As they went off by themselves, Jesus was grieved that Matadormus did not remain with them, for he greatly loved him. And when they had walked down by the lake, they sat there beside the water, and Peter, speaking for the twelve (who were all present by this time), said: “We are troubled by your words to the rich young man. Shall we require those who would follow you to give up all their worldly goods?” And Jesus said: “No, Peter, only those who would become apostles, and who desire to live with me as you do and as one family. But the Father requires that the affections of his children be pure and undivided. Whatever thing or person comes between you and the love of the truths of the kingdom, must be surrendered. If one’s wealth does not invade the precincts of the soul, it is of no consequence in the spiritual life of those who would enter the kingdom.”
And then said Peter, “But, Master, we have left everything to follow you, what then shall we have?” And Jesus spoke to all of the twelve: “Verily, verily, I say to you, there is no man who has left wealth, home, wife, brethren, parents, or children for my sake and for the sake of the kingdom of heaven who shall not receive manifold more in this world, perhaps with some persecutions, and in the world to come eternal life. But many who are first shall be last, while the last shall often be first. The Father deals with his creatures in accordance with their needs and in obedience to his just laws of merciful and loving consideration for the welfare of a universe.
“The kingdom of heaven is like a householder who was a large employer of men, and who went out early in the morning to hire laborers to work in his vineyard. When he had agreed with the laborers to pay them a denarius a day, he sent them into the vineyard. Then he went out about nine o’clock, and seeing others standing in the market place idle, he said to them: ‘Go you also to work in my vineyard, and whatsoever is right I will pay you.’ And they went at once to work. Again he went out about twelve and about three and did likewise. And going to the market place about five in the afternoon, he found still others standing idle, and he inquired of them, ‘Why do you stand here idle all the day?’ And the men answered, ‘Because nobody has hired us.’ Then said the householder: ‘Go you also to work in my vineyard, and whatever is right I will pay you.’

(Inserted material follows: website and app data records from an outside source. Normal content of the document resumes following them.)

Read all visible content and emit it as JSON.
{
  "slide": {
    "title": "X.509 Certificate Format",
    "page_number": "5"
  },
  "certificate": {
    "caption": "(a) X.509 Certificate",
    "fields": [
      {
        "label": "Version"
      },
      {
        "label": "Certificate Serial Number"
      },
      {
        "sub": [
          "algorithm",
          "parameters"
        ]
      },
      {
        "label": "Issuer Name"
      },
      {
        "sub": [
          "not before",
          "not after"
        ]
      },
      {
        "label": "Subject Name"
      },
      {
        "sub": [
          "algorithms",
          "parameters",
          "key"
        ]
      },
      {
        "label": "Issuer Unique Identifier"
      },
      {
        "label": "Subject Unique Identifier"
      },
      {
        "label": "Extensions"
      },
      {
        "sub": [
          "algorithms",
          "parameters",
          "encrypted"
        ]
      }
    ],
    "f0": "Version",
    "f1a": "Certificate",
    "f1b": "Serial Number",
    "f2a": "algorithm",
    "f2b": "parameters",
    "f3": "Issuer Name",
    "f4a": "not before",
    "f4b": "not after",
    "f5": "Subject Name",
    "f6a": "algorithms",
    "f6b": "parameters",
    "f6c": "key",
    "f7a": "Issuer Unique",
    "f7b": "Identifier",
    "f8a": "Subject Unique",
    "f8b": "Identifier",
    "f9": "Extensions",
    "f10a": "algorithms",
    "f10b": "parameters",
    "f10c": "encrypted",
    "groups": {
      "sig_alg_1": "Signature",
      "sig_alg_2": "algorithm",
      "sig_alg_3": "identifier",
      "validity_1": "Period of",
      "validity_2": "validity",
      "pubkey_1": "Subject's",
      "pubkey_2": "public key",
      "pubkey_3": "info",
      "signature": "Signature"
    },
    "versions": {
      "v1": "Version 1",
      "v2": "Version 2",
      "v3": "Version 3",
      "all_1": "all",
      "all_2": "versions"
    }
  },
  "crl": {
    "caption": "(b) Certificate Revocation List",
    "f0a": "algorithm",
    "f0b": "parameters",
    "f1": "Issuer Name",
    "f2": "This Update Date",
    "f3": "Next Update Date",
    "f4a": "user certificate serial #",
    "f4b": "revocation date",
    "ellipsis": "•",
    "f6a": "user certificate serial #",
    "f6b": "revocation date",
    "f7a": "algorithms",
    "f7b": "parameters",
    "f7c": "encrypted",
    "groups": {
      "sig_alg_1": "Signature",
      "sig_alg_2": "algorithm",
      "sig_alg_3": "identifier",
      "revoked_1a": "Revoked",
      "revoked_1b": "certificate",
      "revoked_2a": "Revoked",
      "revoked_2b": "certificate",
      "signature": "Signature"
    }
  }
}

“When evening came, this owner of the vineyard said to his steward: ‘Call the laborers and pay them their wages, beginning with the last hired and ending with the first.’ When those who were hired about five o’clock came, they received a denarius each, and so it was with each of the other laborers. When the men who were hired at the beginning of the day saw how the later comers were paid, they expected to receive more than the amount agreed upon. But like the others every man received only a denarius. And when each had received his pay, they complained to the householder, saying: ‘These men who were hired last worked only one hour, and yet you have paid them the same as us who have borne the burden of the day in the scorching sun.’
“Then answered the householder: ‘My friends, I do you no wrong. Did not each of you agree to work for a denarius a day? Take now that which is yours and go your way, for it is my desire to give to those who came last as much as I have given to you. Is it not lawful for me to do what I will with my own? or do you begrudge my generosity because I desire to be good and to show mercy?’”
--Presented by the Midwayer Commission, from the Urantia Papers.